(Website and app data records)
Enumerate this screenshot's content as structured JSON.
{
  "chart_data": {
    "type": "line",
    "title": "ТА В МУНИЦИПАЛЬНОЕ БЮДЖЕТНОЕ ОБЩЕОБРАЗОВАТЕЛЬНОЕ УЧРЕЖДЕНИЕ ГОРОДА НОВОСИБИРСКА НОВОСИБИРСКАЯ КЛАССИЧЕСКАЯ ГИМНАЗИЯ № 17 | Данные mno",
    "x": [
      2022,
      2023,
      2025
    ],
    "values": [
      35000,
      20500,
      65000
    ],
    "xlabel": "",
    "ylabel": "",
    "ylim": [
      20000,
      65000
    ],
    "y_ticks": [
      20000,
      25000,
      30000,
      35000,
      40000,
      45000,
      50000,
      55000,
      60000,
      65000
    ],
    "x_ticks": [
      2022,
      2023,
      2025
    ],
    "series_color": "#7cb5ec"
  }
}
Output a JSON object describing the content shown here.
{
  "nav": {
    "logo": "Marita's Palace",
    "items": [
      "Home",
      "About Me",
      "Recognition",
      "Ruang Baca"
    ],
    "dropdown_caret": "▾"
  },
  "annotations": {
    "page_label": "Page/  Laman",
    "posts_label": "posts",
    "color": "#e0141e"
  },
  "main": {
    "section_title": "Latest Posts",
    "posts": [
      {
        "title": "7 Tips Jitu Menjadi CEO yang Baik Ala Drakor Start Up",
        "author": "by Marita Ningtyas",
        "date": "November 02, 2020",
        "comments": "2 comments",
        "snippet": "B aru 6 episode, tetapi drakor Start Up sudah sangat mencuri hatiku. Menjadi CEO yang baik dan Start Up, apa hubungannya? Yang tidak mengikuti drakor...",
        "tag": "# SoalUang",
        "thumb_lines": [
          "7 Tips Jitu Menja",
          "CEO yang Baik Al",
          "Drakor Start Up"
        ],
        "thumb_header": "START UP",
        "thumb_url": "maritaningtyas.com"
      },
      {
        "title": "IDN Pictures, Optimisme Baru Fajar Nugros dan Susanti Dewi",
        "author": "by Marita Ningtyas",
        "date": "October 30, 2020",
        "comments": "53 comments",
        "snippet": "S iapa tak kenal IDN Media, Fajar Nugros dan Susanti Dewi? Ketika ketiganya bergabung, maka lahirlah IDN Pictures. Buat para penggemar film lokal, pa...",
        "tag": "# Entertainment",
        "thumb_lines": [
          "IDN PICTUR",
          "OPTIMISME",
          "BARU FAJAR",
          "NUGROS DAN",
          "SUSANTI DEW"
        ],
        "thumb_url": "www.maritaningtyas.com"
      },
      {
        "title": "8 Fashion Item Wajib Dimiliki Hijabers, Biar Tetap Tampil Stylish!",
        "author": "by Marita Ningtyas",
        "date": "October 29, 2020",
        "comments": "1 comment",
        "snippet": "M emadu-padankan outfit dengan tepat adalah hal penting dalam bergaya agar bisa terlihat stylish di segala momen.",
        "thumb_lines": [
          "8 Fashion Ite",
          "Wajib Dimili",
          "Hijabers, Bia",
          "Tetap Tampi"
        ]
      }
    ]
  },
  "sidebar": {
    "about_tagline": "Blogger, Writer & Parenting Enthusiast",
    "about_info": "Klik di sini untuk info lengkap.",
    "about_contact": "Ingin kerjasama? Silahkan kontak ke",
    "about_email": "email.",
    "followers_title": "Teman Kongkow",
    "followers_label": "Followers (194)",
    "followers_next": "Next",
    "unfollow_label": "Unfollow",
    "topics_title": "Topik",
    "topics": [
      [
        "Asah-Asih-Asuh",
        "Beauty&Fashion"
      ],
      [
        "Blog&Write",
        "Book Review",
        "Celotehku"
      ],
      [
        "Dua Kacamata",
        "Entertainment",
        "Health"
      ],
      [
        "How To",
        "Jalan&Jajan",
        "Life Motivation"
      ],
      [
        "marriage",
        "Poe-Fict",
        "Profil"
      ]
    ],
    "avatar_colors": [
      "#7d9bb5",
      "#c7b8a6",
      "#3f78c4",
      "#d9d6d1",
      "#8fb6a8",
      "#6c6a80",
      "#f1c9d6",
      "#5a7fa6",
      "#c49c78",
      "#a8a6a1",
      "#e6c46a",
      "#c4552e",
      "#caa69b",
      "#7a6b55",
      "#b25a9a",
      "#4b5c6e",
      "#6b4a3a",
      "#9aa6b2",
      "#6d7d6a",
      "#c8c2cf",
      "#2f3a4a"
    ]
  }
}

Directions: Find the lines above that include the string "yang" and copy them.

Answer for the task:
        "title": "7 Tips Jitu Menjadi CEO yang Baik Ala Drakor Start Up",
        "snippet": "B aru 6 episode, tetapi drakor Start Up sudah sangat mencuri hatiku. Menjadi CEO yang baik dan Start Up, apa hubungannya? Yang tidak mengikuti drakor...",
          "CEO yang Baik Al",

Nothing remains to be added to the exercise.